*Work request*: Below are some entries. Count how many of their lines include "Body", then give that number only.

Entries from a dataset of interfaces:
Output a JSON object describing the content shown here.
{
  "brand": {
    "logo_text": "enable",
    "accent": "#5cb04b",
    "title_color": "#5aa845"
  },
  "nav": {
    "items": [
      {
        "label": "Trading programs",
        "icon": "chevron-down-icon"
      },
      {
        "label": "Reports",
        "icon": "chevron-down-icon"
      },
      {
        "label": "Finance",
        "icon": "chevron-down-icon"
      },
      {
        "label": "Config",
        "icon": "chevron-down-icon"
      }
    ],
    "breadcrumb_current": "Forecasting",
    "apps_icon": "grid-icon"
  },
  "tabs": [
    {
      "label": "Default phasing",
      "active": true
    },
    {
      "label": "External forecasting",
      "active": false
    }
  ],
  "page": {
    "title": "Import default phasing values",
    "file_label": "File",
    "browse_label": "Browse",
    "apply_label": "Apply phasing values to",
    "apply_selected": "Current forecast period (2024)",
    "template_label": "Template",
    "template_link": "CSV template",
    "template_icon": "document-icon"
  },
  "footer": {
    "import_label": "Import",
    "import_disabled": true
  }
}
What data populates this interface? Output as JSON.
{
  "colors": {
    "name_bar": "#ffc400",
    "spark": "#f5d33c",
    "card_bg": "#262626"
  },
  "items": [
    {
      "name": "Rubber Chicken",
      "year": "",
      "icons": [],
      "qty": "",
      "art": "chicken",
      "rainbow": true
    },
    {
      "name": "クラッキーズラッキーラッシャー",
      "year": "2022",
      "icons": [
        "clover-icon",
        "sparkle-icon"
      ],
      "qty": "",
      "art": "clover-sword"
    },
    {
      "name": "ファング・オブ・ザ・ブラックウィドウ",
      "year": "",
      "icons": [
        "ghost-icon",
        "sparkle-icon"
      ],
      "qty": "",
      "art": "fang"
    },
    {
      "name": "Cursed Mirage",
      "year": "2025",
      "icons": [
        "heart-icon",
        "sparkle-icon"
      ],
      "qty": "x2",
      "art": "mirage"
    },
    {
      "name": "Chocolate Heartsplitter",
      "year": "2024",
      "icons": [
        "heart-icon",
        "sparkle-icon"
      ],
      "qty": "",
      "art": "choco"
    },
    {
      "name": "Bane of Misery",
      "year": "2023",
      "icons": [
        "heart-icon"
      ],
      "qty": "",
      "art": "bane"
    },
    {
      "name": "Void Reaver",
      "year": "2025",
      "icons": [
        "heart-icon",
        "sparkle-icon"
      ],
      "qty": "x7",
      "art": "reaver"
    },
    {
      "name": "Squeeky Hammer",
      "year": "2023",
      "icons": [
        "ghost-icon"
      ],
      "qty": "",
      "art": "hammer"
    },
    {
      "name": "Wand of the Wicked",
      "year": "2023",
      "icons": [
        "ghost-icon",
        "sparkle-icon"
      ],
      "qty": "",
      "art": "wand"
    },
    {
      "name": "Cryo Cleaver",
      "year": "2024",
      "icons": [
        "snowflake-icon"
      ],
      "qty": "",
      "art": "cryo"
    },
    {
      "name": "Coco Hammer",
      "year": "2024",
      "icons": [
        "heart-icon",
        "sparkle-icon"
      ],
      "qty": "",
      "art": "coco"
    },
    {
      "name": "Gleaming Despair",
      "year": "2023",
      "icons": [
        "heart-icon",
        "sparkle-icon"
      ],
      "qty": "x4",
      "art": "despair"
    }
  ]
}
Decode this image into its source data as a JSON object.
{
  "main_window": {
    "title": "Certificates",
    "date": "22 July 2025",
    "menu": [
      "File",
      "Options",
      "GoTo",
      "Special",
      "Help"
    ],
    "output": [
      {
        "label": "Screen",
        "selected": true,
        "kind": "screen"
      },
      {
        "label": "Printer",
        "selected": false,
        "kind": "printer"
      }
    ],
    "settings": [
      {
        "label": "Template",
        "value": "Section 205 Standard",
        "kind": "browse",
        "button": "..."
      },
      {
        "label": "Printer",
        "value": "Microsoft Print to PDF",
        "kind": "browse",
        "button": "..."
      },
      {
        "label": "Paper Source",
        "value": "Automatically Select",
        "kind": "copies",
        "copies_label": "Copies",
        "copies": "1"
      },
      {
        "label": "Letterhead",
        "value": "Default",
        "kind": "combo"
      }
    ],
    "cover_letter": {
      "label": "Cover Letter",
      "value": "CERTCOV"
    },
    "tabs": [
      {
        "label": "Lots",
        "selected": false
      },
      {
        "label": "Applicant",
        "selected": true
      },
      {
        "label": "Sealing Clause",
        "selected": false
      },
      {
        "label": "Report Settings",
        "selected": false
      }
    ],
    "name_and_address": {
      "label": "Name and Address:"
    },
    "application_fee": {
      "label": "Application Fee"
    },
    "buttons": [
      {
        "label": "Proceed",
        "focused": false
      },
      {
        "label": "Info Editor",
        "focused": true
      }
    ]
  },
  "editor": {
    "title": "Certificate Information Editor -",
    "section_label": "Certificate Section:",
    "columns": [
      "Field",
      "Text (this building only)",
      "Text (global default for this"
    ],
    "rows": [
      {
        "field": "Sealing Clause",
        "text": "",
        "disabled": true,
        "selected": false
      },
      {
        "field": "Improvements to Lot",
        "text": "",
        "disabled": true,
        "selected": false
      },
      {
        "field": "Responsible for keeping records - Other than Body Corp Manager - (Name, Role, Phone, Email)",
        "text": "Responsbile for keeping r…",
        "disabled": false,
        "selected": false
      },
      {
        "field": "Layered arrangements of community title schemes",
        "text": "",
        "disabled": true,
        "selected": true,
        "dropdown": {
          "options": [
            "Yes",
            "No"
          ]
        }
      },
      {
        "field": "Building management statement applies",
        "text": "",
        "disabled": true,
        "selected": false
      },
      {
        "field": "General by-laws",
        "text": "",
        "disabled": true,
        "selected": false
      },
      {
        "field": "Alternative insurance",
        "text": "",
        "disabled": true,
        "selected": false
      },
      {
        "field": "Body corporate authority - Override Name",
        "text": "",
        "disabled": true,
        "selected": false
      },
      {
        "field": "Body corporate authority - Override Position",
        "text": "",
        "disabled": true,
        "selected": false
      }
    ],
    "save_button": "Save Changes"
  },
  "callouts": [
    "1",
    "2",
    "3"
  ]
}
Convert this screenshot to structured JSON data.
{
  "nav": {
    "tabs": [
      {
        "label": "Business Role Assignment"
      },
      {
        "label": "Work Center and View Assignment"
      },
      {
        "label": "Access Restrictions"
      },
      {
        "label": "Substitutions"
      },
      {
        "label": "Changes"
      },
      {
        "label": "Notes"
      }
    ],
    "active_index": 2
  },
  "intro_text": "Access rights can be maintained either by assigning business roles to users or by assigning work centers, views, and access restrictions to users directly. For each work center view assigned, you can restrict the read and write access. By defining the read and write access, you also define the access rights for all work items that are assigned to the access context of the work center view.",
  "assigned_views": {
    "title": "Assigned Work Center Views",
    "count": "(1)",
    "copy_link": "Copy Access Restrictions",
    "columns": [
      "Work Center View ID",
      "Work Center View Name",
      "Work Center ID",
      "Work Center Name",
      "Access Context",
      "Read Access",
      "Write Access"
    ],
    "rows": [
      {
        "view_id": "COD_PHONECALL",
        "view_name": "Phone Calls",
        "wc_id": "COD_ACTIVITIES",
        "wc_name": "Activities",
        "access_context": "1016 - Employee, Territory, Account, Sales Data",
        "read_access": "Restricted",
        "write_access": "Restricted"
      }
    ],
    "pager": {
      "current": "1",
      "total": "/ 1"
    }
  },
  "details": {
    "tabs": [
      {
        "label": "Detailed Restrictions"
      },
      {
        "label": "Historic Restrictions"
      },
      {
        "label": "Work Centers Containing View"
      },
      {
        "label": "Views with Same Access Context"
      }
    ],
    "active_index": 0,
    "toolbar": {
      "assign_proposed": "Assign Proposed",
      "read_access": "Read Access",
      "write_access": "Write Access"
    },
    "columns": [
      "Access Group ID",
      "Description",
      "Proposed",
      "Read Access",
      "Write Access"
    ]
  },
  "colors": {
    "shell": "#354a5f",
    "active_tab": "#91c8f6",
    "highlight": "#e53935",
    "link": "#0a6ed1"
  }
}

*Reply to the task*: 3